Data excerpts

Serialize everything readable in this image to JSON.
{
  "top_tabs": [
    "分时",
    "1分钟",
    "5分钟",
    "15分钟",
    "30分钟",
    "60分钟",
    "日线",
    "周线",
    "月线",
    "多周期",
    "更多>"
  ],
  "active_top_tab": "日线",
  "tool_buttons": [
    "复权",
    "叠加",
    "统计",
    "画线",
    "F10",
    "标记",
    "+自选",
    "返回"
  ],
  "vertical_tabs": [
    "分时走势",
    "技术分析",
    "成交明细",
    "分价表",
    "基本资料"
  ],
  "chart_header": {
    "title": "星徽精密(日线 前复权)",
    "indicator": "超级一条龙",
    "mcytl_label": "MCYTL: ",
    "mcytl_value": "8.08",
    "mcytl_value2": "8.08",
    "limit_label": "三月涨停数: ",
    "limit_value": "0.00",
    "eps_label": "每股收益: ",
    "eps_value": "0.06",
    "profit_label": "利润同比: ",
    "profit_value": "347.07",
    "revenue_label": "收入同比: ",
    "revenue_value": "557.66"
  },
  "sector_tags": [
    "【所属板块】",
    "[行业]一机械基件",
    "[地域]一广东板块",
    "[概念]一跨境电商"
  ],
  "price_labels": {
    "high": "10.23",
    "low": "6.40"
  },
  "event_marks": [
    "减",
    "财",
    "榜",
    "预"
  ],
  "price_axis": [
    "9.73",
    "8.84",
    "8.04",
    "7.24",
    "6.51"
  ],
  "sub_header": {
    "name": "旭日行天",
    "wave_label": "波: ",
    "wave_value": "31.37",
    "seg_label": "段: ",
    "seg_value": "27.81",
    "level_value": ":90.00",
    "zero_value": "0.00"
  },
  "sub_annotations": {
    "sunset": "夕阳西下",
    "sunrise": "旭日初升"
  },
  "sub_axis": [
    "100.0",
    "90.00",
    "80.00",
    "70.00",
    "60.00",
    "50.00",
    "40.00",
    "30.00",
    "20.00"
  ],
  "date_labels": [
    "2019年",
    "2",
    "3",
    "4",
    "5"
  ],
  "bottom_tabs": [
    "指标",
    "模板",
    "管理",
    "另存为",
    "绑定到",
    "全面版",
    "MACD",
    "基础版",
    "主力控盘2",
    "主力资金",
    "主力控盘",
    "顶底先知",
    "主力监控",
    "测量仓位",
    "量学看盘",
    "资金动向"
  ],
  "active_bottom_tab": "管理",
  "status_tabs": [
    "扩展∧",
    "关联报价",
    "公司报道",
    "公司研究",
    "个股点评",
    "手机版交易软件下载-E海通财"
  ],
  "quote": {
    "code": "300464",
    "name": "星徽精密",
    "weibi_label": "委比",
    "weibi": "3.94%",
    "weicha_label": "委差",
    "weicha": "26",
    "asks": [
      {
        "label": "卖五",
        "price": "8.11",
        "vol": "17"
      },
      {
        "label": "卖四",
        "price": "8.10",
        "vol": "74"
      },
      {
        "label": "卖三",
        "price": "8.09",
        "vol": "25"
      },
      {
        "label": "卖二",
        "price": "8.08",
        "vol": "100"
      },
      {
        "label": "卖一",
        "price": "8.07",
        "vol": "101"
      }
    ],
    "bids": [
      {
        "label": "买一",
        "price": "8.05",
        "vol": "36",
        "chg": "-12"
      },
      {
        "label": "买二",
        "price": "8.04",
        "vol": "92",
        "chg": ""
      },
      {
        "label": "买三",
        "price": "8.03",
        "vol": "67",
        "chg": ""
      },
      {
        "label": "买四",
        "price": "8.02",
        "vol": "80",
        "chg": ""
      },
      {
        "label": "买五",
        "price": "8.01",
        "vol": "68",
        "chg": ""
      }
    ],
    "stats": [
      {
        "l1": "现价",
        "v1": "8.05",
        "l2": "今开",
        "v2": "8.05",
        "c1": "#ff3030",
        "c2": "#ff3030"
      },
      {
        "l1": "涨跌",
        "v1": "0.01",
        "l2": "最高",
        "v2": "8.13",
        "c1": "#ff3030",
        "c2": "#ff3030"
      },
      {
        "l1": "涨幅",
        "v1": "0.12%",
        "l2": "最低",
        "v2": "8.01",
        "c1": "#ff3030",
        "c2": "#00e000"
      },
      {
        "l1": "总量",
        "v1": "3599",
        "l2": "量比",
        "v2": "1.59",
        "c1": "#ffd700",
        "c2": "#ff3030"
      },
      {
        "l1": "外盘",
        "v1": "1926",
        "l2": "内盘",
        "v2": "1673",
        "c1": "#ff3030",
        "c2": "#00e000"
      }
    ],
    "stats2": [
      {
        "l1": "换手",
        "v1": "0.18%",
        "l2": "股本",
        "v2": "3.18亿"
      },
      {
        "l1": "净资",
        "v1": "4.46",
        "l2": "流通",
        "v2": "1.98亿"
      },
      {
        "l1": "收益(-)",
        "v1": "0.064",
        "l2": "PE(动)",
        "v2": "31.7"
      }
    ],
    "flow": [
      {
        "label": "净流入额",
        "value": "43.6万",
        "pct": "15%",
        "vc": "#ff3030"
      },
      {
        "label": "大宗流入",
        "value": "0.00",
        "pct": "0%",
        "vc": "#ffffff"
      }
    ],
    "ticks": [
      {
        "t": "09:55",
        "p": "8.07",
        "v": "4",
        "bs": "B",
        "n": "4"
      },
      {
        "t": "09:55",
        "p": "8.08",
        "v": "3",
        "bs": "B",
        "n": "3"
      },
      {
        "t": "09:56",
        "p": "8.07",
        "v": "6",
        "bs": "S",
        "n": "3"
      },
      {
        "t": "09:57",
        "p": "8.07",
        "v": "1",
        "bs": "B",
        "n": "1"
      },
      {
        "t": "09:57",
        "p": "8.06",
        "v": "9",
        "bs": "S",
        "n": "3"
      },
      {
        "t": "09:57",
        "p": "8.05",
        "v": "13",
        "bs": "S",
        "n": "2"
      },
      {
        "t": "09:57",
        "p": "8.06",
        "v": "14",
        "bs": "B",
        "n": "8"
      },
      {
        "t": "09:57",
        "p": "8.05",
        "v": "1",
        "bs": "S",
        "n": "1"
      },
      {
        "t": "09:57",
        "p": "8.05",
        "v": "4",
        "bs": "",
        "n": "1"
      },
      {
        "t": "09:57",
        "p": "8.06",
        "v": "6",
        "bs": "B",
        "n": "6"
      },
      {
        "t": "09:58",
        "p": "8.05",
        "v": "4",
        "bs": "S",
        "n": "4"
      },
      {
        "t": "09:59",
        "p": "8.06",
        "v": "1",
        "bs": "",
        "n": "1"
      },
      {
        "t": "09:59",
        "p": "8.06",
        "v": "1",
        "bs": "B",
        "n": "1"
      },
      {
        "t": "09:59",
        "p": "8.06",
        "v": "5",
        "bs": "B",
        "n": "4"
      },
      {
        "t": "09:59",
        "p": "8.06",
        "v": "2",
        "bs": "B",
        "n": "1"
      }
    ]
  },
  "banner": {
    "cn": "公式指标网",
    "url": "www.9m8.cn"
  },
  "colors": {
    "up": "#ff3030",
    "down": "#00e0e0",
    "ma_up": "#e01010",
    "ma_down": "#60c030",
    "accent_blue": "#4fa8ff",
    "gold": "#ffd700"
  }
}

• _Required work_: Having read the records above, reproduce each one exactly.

• _Answer to this task_:
Serialize everything readable in this image to JSON.
{
  "top_tabs": [
    "分时",
    "1分钟",
    "5分钟",
    "15分钟",
    "30分钟",
    "60分钟",
    "日线",
    "周线",
    "月线",
    "多周期",
    "更多>"
  ],
  "active_top_tab": "日线",
  "tool_buttons": [
    "复权",
    "叠加",
    "统计",
    "画线",
    "F10",
    "标记",
    "+自选",
    "返回"
  ],
  "vertical_tabs": [
    "分时走势",
    "技术分析",
    "成交明细",
    "分价表",
    "基本资料"
  ],
  "chart_header": {
    "title": "星徽精密(日线 前复权)",
    "indicator": "超级一条龙",
    "mcytl_label": "MCYTL: ",
    "mcytl_value": "8.08",
    "mcytl_value2": "8.08",
    "limit_label": "三月涨停数: ",
    "limit_value": "0.00",
    "eps_label": "每股收益: ",
    "eps_value": "0.06",
    "profit_label": "利润同比: ",
    "profit_value": "347.07",
    "revenue_label": "收入同比: ",
    "revenue_value": "557.66"
  },
  "sector_tags": [
    "【所属板块】",
    "[行业]一机械基件",
    "[地域]一广东板块",
    "[概念]一跨境电商"
  ],
  "price_labels": {
    "high": "10.23",
    "low": "6.40"
  },
  "event_marks": [
    "减",
    "财",
    "榜",
    "预"
  ],
  "price_axis": [
    "9.73",
    "8.84",
    "8.04",
    "7.24",
    "6.51"
  ],
  "sub_header": {
    "name": "旭日行天",
    "wave_label": "波: ",
    "wave_value": "31.37",
    "seg_label": "段: ",
    "seg_value": "27.81",
    "level_value": ":90.00",
    "zero_value": "0.00"
  },
  "sub_annotations": {
    "sunset": "夕阳西下",
    "sunrise": "旭日初升"
  },
  "sub_axis": [
    "100.0",
    "90.00",
    "80.00",
    "70.00",
    "60.00",
    "50.00",
    "40.00",
    "30.00",
    "20.00"
  ],
  "date_labels": [
    "2019年",
    "2",
    "3",
    "4",
    "5"
  ],
  "bottom_tabs": [
    "指标",
    "模板",
    "管理",
    "另存为",
    "绑定到",
    "全面版",
    "MACD",
    "基础版",
    "主力控盘2",
    "主力资金",
    "主力控盘",
    "顶底先知",
    "主力监控",
    "测量仓位",
    "量学看盘",
    "资金动向"
  ],
  "active_bottom_tab": "管理",
  "status_tabs": [
    "扩展∧",
    "关联报价",
    "公司报道",
    "公司研究",
    "个股点评",
    "手机版交易软件下载-E海通财"
  ],
  "quote": {
    "code": "300464",
    "name": "星徽精密",
    "weibi_label": "委比",
    "weibi": "3.94%",
    "weicha_label": "委差",
    "weicha": "26",
    "asks": [
      {
        "label": "卖五",
        "price": "8.11",
        "vol": "17"
      },
      {
        "label": "卖四",
        "price": "8.10",
        "vol": "74"
      },
      {
        "label": "卖三",
        "price": "8.09",
        "vol": "25"
      },
      {
        "label": "卖二",
        "price": "8.08",
        "vol": "100"
      },
      {
        "label": "卖一",
        "price": "8.07",
        "vol": "101"
      }
    ],
    "bids": [
      {
        "label": "买一",
        "price": "8.05",
        "vol": "36",
        "chg": "-12"
      },
      {
        "label": "买二",
        "price": "8.04",
        "vol": "92",
        "chg": ""
      },
      {
        "label": "买三",
        "price": "8.03",
        "vol": "67",
        "chg": ""
      },
      {
        "label": "买四",
        "price": "8.02",
        "vol": "80",
        "chg": ""
      },
      {
        "label": "买五",
        "price": "8.01",
        "vol": "68",
        "chg": ""
      }
    ],
    "stats": [
      {
        "l1": "现价",
        "v1": "8.05",
        "l2": "今开",
        "v2": "8.05",
        "c1": "#ff3030",
        "c2": "#ff3030"
      },
      {
        "l1": "涨跌",
        "v1": "0.01",
        "l2": "最高",
        "v2": "8.13",
        "c1": "#ff3030",
        "c2": "#ff3030"
      },
      {
        "l1": "涨幅",
        "v1": "0.12%",
        "l2": "最低",
        "v2": "8.01",
        "c1": "#ff3030",
        "c2": "#00e000"
      },
      {
        "l1": "总量",
        "v1": "3599",
        "l2": "量比",
        "v2": "1.59",
        "c1": "#ffd700",
        "c2": "#ff3030"
      },
      {
        "l1": "外盘",
        "v1": "1926",
        "l2": "内盘",
        "v2": "1673",
        "c1": "#ff3030",
        "c2": "#00e000"
      }
    ],
    "stats2": [
      {
        "l1": "换手",
        "v1": "0.18%",
        "l2": "股本",
        "v2": "3.18亿"
      },
      {
        "l1": "净资",
        "v1": "4.46",
        "l2": "流通",
        "v2": "1.98亿"
      },
      {
        "l1": "收益(-)",
        "v1": "0.064",
        "l2": "PE(动)",
        "v2": "31.7"
      }
    ],
    "flow": [
      {
        "label": "净流入额",
        "value": "43.6万",
        "pct": "15%",
        "vc": "#ff3030"
      },
      {
        "label": "大宗流入",
        "value": "0.00",
        "pct": "0%",
        "vc": "#ffffff"
      }
    ],
    "ticks": [
      {
        "t": "09:55",
        "p": "8.07",
        "v": "4",
        "bs": "B",
        "n": "4"
      },
      {
        "t": "09:55",
        "p": "8.08",
        "v": "3",
        "bs": "B",
        "n": "3"
      },
      {
        "t": "09:56",
        "p": "8.07",
        "v": "6",
        "bs": "S",
        "n": "3"
      },
      {
        "t": "09:57",
        "p": "8.07",
        "v": "1",
        "bs": "B",
        "n": "1"
      },
      {
        "t": "09:57",
        "p": "8.06",
        "v": "9",
        "bs": "S",
        "n": "3"
      },
      {
        "t": "09:57",
        "p": "8.05",
        "v": "13",
        "bs": "S",
        "n": "2"
      },
      {
        "t": "09:57",
        "p": "8.06",
        "v": "14",
        "bs": "B",
        "n": "8"
      },
      {
        "t": "09:57",
        "p": "8.05",
        "v": "1",
        "bs": "S",
        "n": "1"
      },
      {
        "t": "09:57",
        "p": "8.05",
        "v": "4",
        "bs": "",
        "n": "1"
      },
      {
        "t": "09:57",
        "p": "8.06",
        "v": "6",
        "bs": "B",
        "n": "6"
      },
      {
        "t": "09:58",
        "p": "8.05",
        "v": "4",
        "bs": "S",
        "n": "4"
      },
      {
        "t": "09:59",
        "p": "8.06",
        "v": "1",
        "bs": "",
        "n": "1"
      },
      {
        "t": "09:59",
        "p": "8.06",
        "v": "1",
        "bs": "B",
        "n": "1"
      },
      {
        "t": "09:59",
        "p": "8.06",
        "v": "5",
        "bs": "B",
        "n": "4"
      },
      {
        "t": "09:59",
        "p": "8.06",
        "v": "2",
        "bs": "B",
        "n": "1"
      }
    ]
  },
  "banner": {
    "cn": "公式指标网",
    "url": "www.9m8.cn"
  },
  "colors": {
    "up": "#ff3030",
    "down": "#00e0e0",
    "ma_up": "#e01010",
    "ma_down": "#60c030",
    "accent_blue": "#4fa8ff",
    "gold": "#ffd700"
  }
}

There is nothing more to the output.